EXERCISE REQUIREMENTS: What do the lines say from the one containing "Parse this screenshot: output" to the end of the records? Restate them word for word, and only those.

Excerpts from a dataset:
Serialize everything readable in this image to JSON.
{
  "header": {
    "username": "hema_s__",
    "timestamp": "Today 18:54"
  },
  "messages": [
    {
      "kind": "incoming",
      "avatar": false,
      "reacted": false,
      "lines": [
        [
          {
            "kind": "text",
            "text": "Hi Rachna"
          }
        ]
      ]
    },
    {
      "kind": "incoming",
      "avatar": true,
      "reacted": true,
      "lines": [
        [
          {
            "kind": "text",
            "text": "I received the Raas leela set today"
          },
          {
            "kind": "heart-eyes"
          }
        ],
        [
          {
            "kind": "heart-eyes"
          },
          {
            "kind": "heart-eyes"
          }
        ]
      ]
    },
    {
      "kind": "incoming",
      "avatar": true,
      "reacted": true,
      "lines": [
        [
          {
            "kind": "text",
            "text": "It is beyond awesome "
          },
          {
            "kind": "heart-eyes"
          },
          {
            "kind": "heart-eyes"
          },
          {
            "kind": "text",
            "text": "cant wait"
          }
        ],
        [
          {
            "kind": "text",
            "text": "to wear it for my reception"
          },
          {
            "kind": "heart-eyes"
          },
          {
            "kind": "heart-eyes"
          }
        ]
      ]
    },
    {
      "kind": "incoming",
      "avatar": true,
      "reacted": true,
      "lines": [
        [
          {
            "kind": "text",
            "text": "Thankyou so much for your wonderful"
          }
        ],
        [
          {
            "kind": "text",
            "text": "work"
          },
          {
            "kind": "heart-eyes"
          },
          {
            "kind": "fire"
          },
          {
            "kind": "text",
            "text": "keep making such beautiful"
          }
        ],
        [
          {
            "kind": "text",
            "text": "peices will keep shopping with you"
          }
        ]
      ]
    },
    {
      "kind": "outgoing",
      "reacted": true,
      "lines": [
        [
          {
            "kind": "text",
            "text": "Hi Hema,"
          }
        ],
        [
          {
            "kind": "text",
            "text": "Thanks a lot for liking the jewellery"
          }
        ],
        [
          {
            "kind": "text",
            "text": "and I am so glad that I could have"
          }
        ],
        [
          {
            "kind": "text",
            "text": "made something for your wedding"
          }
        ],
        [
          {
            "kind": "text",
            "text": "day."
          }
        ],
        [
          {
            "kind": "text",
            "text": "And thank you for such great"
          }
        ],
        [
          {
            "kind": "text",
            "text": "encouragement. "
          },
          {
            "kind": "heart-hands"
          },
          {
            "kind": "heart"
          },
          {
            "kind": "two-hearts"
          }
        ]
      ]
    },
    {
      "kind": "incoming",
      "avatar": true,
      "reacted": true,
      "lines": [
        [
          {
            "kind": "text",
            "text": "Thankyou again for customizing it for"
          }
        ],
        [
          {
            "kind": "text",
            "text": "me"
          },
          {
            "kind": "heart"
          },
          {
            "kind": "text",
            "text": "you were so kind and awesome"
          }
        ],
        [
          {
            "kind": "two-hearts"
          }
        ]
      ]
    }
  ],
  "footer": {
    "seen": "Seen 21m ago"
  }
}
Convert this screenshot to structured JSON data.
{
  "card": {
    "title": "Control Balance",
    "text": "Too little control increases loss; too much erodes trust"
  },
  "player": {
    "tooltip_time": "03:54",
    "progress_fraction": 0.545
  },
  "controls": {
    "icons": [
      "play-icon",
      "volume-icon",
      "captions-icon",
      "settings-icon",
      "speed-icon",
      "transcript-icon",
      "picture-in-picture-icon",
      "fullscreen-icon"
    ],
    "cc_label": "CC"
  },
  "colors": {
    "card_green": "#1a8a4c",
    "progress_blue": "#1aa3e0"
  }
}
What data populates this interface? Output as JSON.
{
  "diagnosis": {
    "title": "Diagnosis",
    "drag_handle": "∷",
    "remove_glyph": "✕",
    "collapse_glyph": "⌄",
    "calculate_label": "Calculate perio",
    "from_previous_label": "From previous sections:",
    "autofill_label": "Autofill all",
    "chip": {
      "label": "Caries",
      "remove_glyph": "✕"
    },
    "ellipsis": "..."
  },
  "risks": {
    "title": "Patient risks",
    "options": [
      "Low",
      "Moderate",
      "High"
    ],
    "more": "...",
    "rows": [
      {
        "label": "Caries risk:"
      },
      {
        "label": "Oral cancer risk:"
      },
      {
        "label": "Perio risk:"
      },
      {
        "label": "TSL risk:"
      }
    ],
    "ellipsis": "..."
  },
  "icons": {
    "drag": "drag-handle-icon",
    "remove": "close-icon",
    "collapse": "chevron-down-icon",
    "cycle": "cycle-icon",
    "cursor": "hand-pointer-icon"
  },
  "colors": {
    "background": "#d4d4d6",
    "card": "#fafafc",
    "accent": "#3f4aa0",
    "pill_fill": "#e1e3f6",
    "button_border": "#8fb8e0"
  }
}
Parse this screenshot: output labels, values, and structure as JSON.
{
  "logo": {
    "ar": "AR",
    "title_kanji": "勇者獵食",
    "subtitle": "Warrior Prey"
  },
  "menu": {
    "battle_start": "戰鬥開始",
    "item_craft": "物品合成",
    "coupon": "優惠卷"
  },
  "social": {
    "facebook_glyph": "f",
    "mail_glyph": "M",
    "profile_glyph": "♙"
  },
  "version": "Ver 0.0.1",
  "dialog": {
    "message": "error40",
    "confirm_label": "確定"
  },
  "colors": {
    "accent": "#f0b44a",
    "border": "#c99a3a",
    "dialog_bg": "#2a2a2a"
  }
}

FINISHED EXERCISE:
Parse this screenshot: output labels, values, and structure as JSON.
{
  "logo": {
    "ar": "AR",
    "title_kanji": "勇者獵食",
    "subtitle": "Warrior Prey"
  },
  "menu": {
    "battle_start": "戰鬥開始",
    "item_craft": "物品合成",
    "coupon": "優惠卷"
  },
  "social": {
    "facebook_glyph": "f",
    "mail_glyph": "M",
    "profile_glyph": "♙"
  },
  "version": "Ver 0.0.1",
  "dialog": {
    "message": "error40",
    "confirm_label": "確定"
  },
  "colors": {
    "accent": "#f0b44a",
    "border": "#c99a3a",
    "dialog_bg": "#2a2a2a"
  }
}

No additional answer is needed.